Look out Spidey, there’s another group of comic book denizens looking to take the stage by storm, but rather than relying on over-the-top theatrics, the original new musical Riverview High finds its strength in serving up a sweetly familiar story with a twist.
Despite a change in character names, forced by a lack of licensing rights to use the Archie franchise, there is little doubt we find ourselves inside the enduring comic that first published in 1939. Fortunately, creators Stewart Yu and Angela Wong don’t simply change names, but instead wisely push these well-known characters into new territory.

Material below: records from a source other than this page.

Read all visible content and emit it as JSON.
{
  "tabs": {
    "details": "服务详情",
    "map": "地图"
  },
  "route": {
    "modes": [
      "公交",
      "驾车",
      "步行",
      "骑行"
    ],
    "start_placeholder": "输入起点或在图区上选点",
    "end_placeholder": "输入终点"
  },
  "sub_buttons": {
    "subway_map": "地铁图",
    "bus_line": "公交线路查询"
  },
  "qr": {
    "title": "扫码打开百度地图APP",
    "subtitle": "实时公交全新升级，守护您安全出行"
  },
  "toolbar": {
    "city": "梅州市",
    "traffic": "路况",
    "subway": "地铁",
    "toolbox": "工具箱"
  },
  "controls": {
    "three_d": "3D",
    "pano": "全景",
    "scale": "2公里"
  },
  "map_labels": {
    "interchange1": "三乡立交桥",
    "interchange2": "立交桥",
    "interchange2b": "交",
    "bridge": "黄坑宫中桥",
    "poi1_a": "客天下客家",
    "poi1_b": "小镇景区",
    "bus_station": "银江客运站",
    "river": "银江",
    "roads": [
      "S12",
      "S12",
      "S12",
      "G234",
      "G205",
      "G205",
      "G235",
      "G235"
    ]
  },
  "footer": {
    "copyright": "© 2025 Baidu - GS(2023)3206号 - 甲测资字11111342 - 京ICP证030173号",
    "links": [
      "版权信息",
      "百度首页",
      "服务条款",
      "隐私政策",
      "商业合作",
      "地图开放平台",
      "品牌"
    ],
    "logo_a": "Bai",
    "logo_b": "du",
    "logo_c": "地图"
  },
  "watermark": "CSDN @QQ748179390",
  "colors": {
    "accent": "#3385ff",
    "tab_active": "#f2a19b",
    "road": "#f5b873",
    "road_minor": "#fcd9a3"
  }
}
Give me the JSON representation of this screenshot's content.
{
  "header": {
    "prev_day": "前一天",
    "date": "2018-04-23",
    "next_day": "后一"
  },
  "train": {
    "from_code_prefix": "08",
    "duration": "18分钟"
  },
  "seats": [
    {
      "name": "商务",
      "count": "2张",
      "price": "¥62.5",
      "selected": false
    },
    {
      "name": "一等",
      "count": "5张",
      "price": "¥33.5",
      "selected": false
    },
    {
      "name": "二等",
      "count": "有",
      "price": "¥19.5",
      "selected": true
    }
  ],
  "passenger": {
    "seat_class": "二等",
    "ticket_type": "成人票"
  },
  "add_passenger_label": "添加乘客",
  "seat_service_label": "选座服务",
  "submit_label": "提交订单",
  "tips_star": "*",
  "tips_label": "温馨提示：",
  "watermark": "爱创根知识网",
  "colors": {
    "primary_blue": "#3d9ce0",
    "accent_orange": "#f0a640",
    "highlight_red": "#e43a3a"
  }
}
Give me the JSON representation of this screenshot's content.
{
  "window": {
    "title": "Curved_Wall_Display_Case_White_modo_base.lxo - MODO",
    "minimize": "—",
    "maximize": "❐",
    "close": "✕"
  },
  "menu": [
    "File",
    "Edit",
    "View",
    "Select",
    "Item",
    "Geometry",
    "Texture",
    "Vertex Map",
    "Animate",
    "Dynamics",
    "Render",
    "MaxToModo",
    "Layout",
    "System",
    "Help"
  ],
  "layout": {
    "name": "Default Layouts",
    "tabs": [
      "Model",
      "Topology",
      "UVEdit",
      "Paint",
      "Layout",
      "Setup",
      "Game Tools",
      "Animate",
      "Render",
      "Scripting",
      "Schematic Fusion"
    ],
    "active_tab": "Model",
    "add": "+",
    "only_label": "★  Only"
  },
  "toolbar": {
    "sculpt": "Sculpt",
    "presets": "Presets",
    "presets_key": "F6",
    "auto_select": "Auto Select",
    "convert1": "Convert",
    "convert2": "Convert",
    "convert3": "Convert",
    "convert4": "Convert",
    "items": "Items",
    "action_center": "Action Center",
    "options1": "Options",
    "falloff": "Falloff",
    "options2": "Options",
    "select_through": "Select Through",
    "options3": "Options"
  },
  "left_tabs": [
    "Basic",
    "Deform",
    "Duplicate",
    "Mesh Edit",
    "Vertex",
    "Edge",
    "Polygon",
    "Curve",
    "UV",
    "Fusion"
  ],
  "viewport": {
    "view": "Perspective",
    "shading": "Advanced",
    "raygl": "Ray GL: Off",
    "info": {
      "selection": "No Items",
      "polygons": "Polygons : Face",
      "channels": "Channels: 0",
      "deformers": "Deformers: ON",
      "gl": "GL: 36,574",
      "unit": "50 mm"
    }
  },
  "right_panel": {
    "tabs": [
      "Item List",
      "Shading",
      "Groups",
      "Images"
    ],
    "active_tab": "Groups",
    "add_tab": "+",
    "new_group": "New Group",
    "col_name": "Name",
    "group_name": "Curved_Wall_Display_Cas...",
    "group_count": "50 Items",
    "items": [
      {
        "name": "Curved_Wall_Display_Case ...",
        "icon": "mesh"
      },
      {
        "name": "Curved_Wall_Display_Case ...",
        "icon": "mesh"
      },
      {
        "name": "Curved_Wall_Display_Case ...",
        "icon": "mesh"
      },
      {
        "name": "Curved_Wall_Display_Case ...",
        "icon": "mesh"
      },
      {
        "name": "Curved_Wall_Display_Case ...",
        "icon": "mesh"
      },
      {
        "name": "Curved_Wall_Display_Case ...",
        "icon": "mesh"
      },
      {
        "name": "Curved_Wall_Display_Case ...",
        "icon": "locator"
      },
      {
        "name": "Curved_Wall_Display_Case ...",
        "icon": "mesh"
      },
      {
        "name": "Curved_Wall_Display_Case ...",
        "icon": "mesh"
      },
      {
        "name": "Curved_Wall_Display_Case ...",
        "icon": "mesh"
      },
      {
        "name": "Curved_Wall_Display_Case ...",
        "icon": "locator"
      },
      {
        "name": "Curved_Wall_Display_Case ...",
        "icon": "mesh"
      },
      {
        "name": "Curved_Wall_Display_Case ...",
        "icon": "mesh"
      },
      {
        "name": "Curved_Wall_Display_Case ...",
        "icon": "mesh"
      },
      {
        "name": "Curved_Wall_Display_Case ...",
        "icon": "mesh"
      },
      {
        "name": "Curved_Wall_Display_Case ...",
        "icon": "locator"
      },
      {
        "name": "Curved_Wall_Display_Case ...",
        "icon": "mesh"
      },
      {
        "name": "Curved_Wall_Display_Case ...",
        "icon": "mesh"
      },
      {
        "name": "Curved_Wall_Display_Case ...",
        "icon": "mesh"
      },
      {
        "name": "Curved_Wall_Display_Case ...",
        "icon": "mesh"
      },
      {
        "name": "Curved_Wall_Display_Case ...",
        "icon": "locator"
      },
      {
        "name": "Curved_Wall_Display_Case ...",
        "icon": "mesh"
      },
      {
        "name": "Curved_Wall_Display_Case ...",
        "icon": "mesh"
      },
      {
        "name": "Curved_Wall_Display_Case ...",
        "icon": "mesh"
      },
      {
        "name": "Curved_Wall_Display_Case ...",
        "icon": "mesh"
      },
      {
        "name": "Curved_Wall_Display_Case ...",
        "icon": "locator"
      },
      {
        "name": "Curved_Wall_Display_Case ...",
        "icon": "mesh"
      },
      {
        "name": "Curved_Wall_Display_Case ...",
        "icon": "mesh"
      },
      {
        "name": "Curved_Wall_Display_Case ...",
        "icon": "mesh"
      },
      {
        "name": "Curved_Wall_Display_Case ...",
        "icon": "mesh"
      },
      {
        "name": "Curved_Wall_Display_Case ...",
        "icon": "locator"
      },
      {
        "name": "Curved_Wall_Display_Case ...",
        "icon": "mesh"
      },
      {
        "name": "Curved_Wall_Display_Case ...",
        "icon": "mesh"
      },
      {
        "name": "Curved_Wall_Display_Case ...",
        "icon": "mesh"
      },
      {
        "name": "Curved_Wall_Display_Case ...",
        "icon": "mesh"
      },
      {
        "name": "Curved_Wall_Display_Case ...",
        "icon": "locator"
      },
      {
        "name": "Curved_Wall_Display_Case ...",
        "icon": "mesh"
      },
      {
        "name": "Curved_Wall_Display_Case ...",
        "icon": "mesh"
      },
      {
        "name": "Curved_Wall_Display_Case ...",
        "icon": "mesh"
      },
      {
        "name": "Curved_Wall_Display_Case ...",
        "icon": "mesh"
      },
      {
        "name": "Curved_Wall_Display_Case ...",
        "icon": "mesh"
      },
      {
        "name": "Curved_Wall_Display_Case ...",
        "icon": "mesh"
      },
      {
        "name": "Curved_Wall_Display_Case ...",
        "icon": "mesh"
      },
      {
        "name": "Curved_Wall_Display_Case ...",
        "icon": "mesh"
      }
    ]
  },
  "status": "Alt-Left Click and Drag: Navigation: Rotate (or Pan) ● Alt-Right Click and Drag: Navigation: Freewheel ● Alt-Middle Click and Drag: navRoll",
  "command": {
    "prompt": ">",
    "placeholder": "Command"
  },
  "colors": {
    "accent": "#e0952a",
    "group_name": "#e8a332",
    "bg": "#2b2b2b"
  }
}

At times more PG-13 than one might expect based on its lineage (I defy you to find any masturbation references in any double-digest), it is this edge that makes Riverview High as successful as it is. With the addition of a few clever references for the musical theatre geeks in the audience, there is more than enough to keep our interest through its rather conventional Archie comic storyline.
Sayer Roberts, who most recently gave a stellar performance in Theatre Under The Stars’ Titanic, is perfectly cast in the role of the Archie Andrews inspired character. Roberts gives Alex just enough boyish charm to make him likeable, despite his obsession and treatment of the girls in his life. Cameron Dunster’s Jughead-inspired character is a suitable doofus, struggling with a secret, but while his voice is strong he misses the mark in the build to his character’s central revelation.
Stephanie Standerwick and Emily Canavan bring the requisite girl-next-door and bitchy spoiled brat to their Betty and Veronica inspired characters. And while both have strong voices, it is Canavan who steals the show with a couple of amazing vocal performances including “Sixteen Carat Girl” with its rock vibe.
Michelle Bardach and Caleb Di Pomponio amp up the comedy as Ethel and Dexter and Lucas Blaney’s gradual thaw as the self-centered Randy is a treat.
Director Mike Mackenzie, who is also credited as co-lyricist, keeps the pace brisk and while choreographer Dawn Ewen attempts some ambitious dance sequences, it is evident the cast is not always up to the task. Stewart Yu directs his small band with precision and is careful to not overpower the cast who perform without amplification.
With its clever twist on the familiar, the show itself is really only half the story; the other half comes in the triumphant knowledge that this is another of a growing list of home-grown musical. Now with their feet wet from its first public performances, I look forward to seeing the inevitable tweaks that will take it to the next level.
Riverview High: The Musical
Part of the 2012 Vancouver International Fringe Festival
6 – 16 September 2012
Firehall Arts Centre
Visit http://www.vancouverfringe.com for exact showtimes and tickets.